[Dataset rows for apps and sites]
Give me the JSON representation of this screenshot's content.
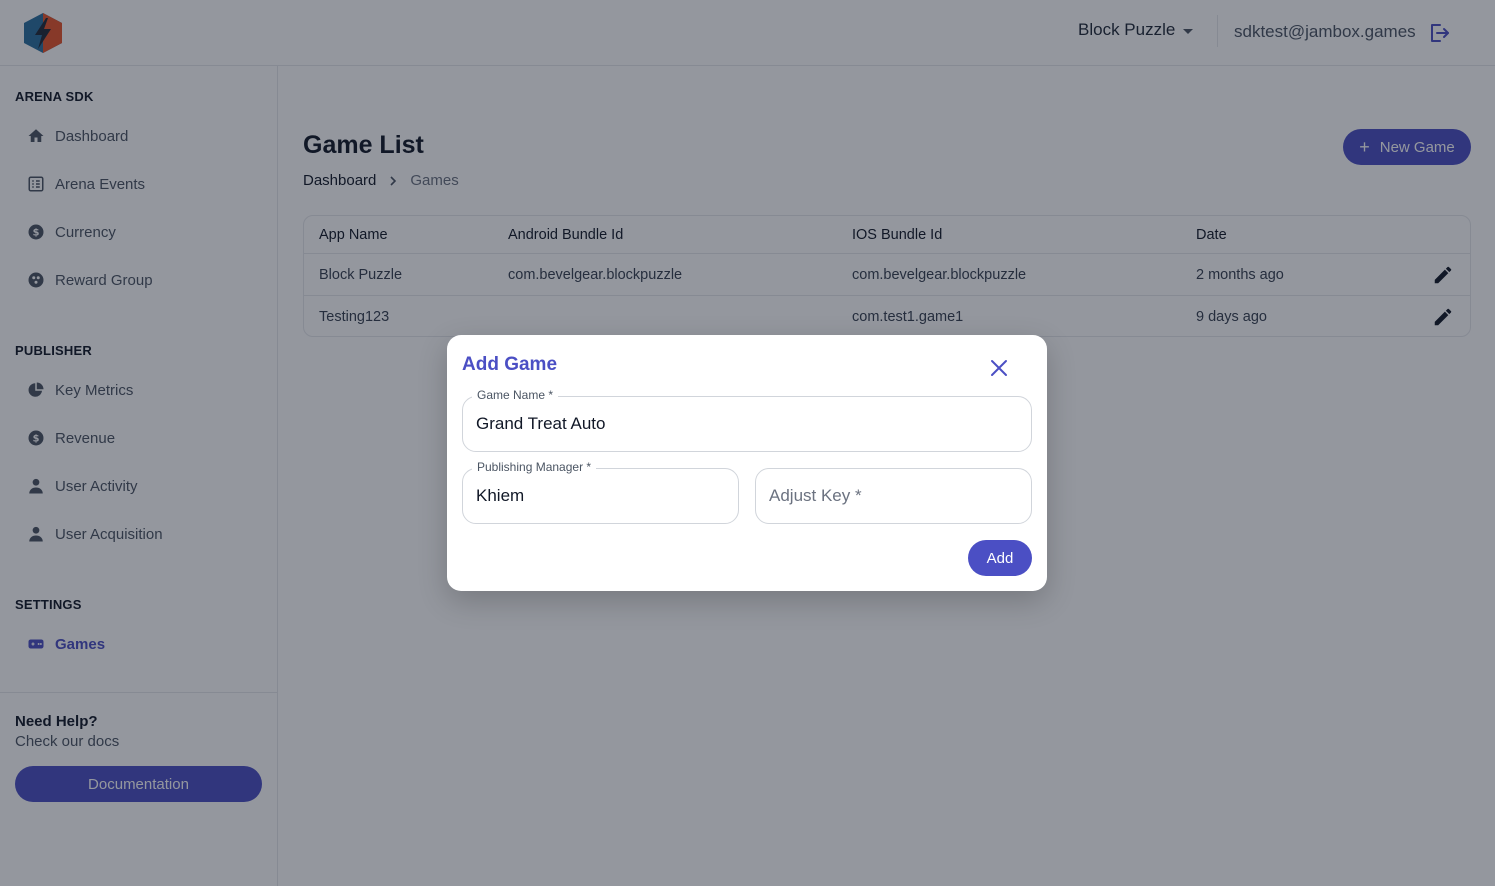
{
  "header": {
    "selected_game": "Block Puzzle",
    "user_email": "sdktest@jambox.games"
  },
  "sidebar": {
    "sections": [
      {
        "title": "ARENA SDK",
        "items": [
          {
            "label": "Dashboard",
            "icon": "home-icon"
          },
          {
            "label": "Arena Events",
            "icon": "events-icon"
          },
          {
            "label": "Currency",
            "icon": "dollar-icon"
          },
          {
            "label": "Reward Group",
            "icon": "reward-icon"
          }
        ]
      },
      {
        "title": "PUBLISHER",
        "items": [
          {
            "label": "Key Metrics",
            "icon": "pie-chart-icon"
          },
          {
            "label": "Revenue",
            "icon": "dollar-icon"
          },
          {
            "label": "User Activity",
            "icon": "user-icon"
          },
          {
            "label": "User Acquisition",
            "icon": "user-icon"
          }
        ]
      },
      {
        "title": "SETTINGS",
        "items": [
          {
            "label": "Games",
            "icon": "gamepad-icon",
            "active": true
          }
        ]
      }
    ],
    "help_title": "Need Help?",
    "help_subtitle": "Check our docs",
    "documentation_label": "Documentation"
  },
  "main": {
    "title": "Game List",
    "breadcrumb": [
      "Dashboard",
      "Games"
    ],
    "new_game_label": "New Game",
    "table": {
      "columns": [
        "App Name",
        "Android Bundle Id",
        "IOS Bundle Id",
        "Date"
      ],
      "rows": [
        [
          "Block Puzzle",
          "com.bevelgear.blockpuzzle",
          "com.bevelgear.blockpuzzle",
          "2 months ago"
        ],
        [
          "Testing123",
          "",
          "com.test1.game1",
          "9 days ago"
        ]
      ]
    }
  },
  "modal": {
    "title": "Add Game",
    "game_name_label": "Game Name *",
    "game_name_value": "Grand Treat Auto",
    "publishing_manager_label": "Publishing Manager *",
    "publishing_manager_value": "Khiem",
    "adjust_key_placeholder": "Adjust Key *",
    "add_label": "Add"
  },
  "colors": {
    "accent": "#4b4fc4",
    "logo_blue": "#2b6f9e",
    "logo_orange": "#e8542b"
  }
}
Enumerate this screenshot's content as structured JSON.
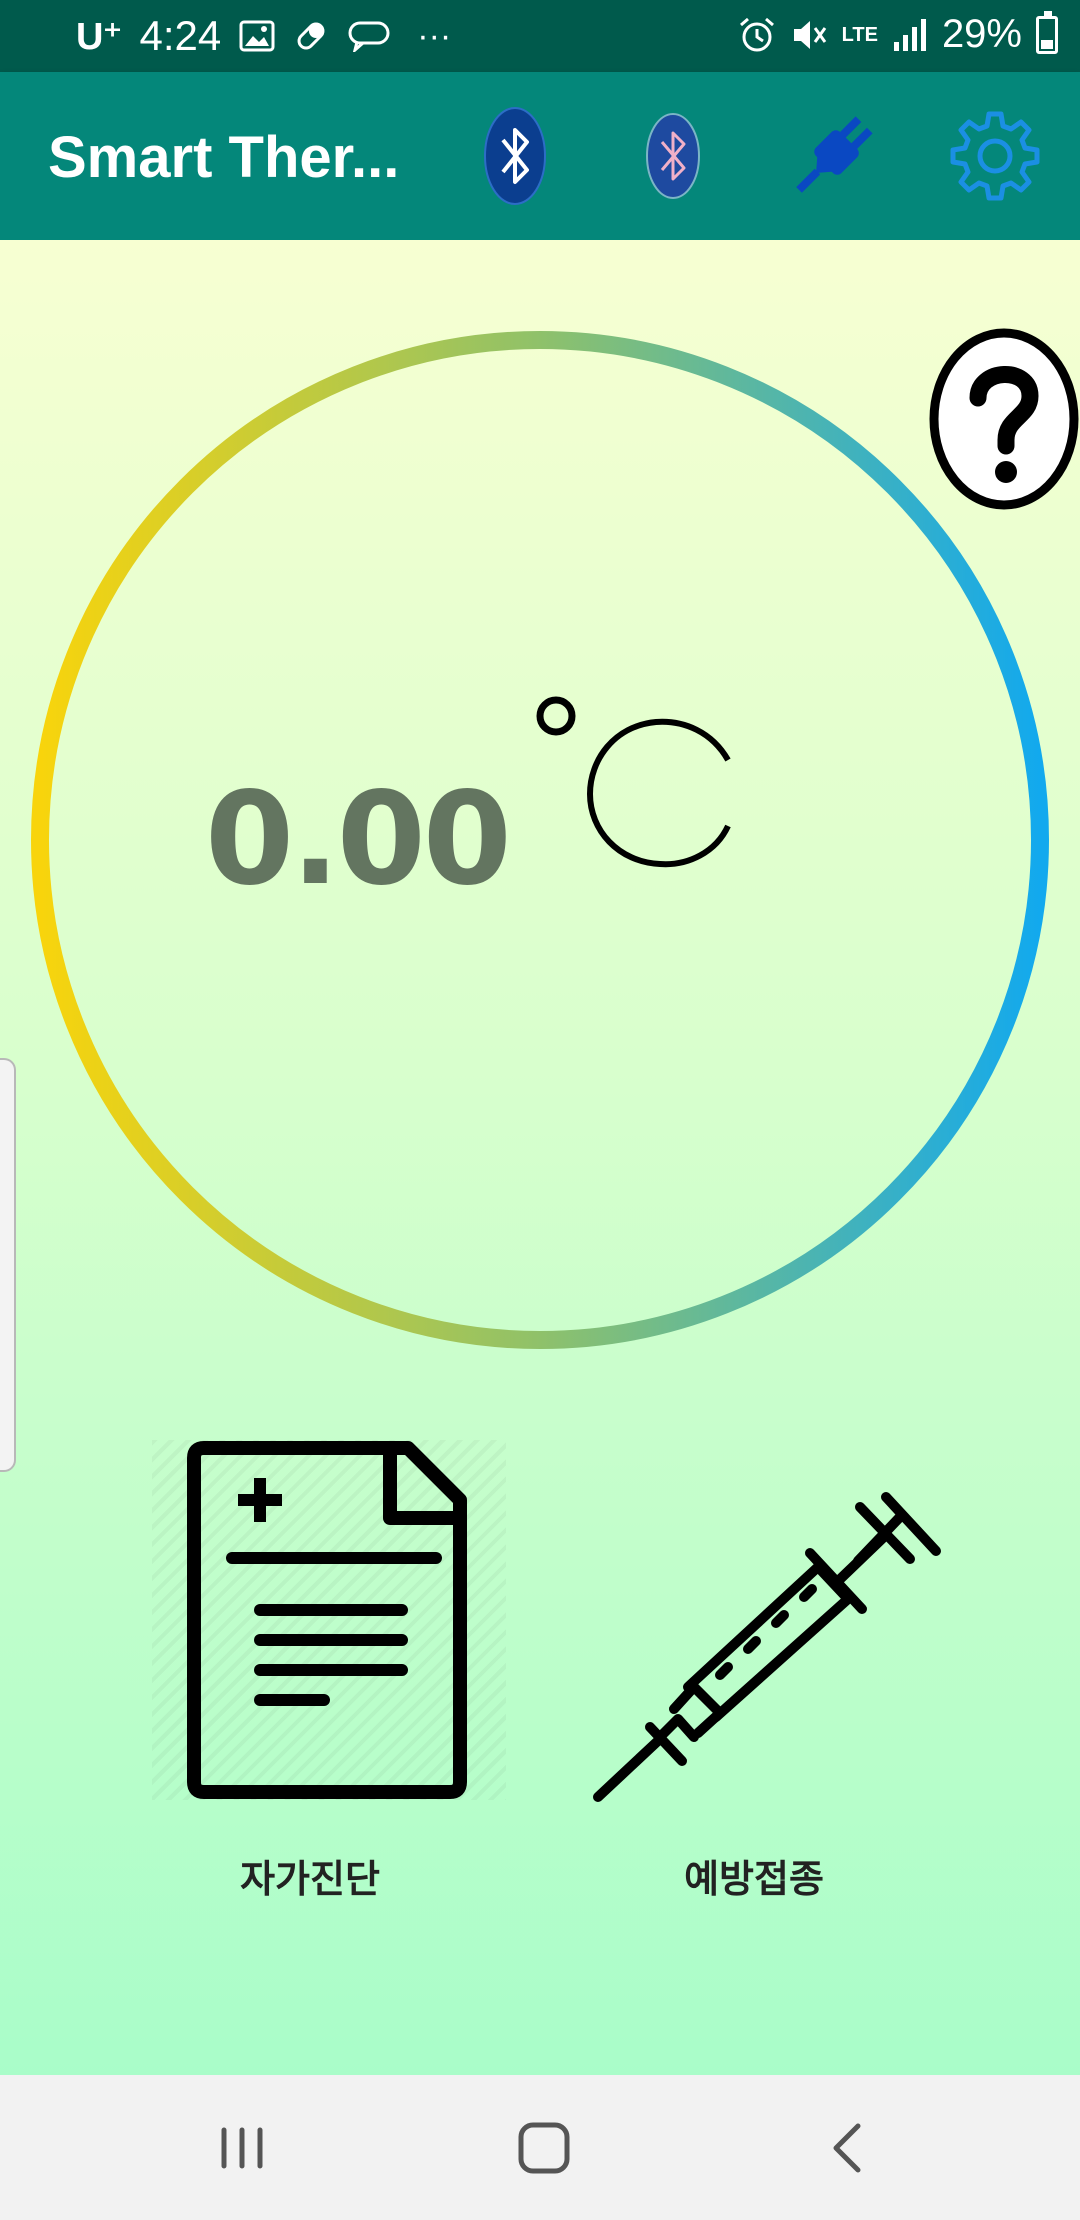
{
  "status_bar": {
    "carrier": "U⁺",
    "time": "4:24",
    "more": "···",
    "network": "LTE",
    "battery": "29%",
    "battery_level": 0.29,
    "icons": [
      "gallery-icon",
      "pill-icon",
      "chat-icon",
      "alarm-icon",
      "mute-icon",
      "signal-icon",
      "battery-icon"
    ]
  },
  "app_bar": {
    "title": "Smart Ther...",
    "actions": [
      "bluetooth-icon",
      "bluetooth-icon",
      "plug-icon",
      "gear-icon"
    ]
  },
  "thermometer": {
    "value": "0.00",
    "unit": "°C",
    "help": "?",
    "ring_colors": [
      "#f8d40c",
      "#8fc16a",
      "#12a9ee"
    ]
  },
  "actions": [
    {
      "label": "자가진단",
      "icon": "medical-document-icon"
    },
    {
      "label": "예방접종",
      "icon": "syringe-icon"
    }
  ],
  "nav_bar": {
    "buttons": [
      "recent-apps-icon",
      "home-icon",
      "back-icon"
    ]
  },
  "colors": {
    "status_bar": "#005a4c",
    "app_bar": "#04877a",
    "bt_fill": "#0b3e8f",
    "plug": "#0a48c2",
    "gear": "#1b8fe3",
    "temp_text": "#637560"
  }
}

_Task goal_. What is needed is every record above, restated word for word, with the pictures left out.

_Answer section_.
Give me the JSON representation of this screenshot's content.
{
  "header": {
    "selected_game": "Block Puzzle",
    "user_email": "sdktest@jambox.games"
  },
  "sidebar": {
    "sections": [
      {
        "title": "ARENA SDK",
        "items": [
          {
            "label": "Dashboard",
            "icon": "home-icon"
          },
          {
            "label": "Arena Events",
            "icon": "events-icon"
          },
          {
            "label": "Currency",
            "icon": "dollar-icon"
          },
          {
            "label": "Reward Group",
            "icon": "reward-icon"
          }
        ]
      },
      {
        "title": "PUBLISHER",
        "items": [
          {
            "label": "Key Metrics",
            "icon": "pie-chart-icon"
          },
          {
            "label": "Revenue",
            "icon": "dollar-icon"
          },
          {
            "label": "User Activity",
            "icon": "user-icon"
          },
          {
            "label": "User Acquisition",
            "icon": "user-icon"
          }
        ]
      },
      {
        "title": "SETTINGS",
        "items": [
          {
            "label": "Games",
            "icon": "gamepad-icon",
            "active": true
          }
        ]
      }
    ],
    "help_title": "Need Help?",
    "help_subtitle": "Check our docs",
    "documentation_label": "Documentation"
  },
  "main": {
    "title": "Game List",
    "breadcrumb": [
      "Dashboard",
      "Games"
    ],
    "new_game_label": "New Game",
    "table": {
      "columns": [
        "App Name",
        "Android Bundle Id",
        "IOS Bundle Id",
        "Date"
      ],
      "rows": [
        [
          "Block Puzzle",
          "com.bevelgear.blockpuzzle",
          "com.bevelgear.blockpuzzle",
          "2 months ago"
        ],
        [
          "Testing123",
          "",
          "com.test1.game1",
          "9 days ago"
        ]
      ]
    }
  },
  "modal": {
    "title": "Add Game",
    "game_name_label": "Game Name *",
    "game_name_value": "Grand Treat Auto",
    "publishing_manager_label": "Publishing Manager *",
    "publishing_manager_value": "Khiem",
    "adjust_key_placeholder": "Adjust Key *",
    "add_label": "Add"
  },
  "colors": {
    "accent": "#4b4fc4",
    "logo_blue": "#2b6f9e",
    "logo_orange": "#e8542b"
  }
}
Enumerate this screenshot's content as structured JSON.
{
  "status_bar": {
    "carrier": "U⁺",
    "time": "4:24",
    "more": "···",
    "network": "LTE",
    "battery": "29%",
    "battery_level": 0.29,
    "icons": [
      "gallery-icon",
      "pill-icon",
      "chat-icon",
      "alarm-icon",
      "mute-icon",
      "signal-icon",
      "battery-icon"
    ]
  },
  "app_bar": {
    "title": "Smart Ther...",
    "actions": [
      "bluetooth-icon",
      "bluetooth-icon",
      "plug-icon",
      "gear-icon"
    ]
  },
  "thermometer": {
    "value": "0.00",
    "unit": "°C",
    "help": "?",
    "ring_colors": [
      "#f8d40c",
      "#8fc16a",
      "#12a9ee"
    ]
  },
  "actions": [
    {
      "label": "자가진단",
      "icon": "medical-document-icon"
    },
    {
      "label": "예방접종",
      "icon": "syringe-icon"
    }
  ],
  "nav_bar": {
    "buttons": [
      "recent-apps-icon",
      "home-icon",
      "back-icon"
    ]
  },
  "colors": {
    "status_bar": "#005a4c",
    "app_bar": "#04877a",
    "bt_fill": "#0b3e8f",
    "plug": "#0a48c2",
    "gear": "#1b8fe3",
    "temp_text": "#637560"
  }
}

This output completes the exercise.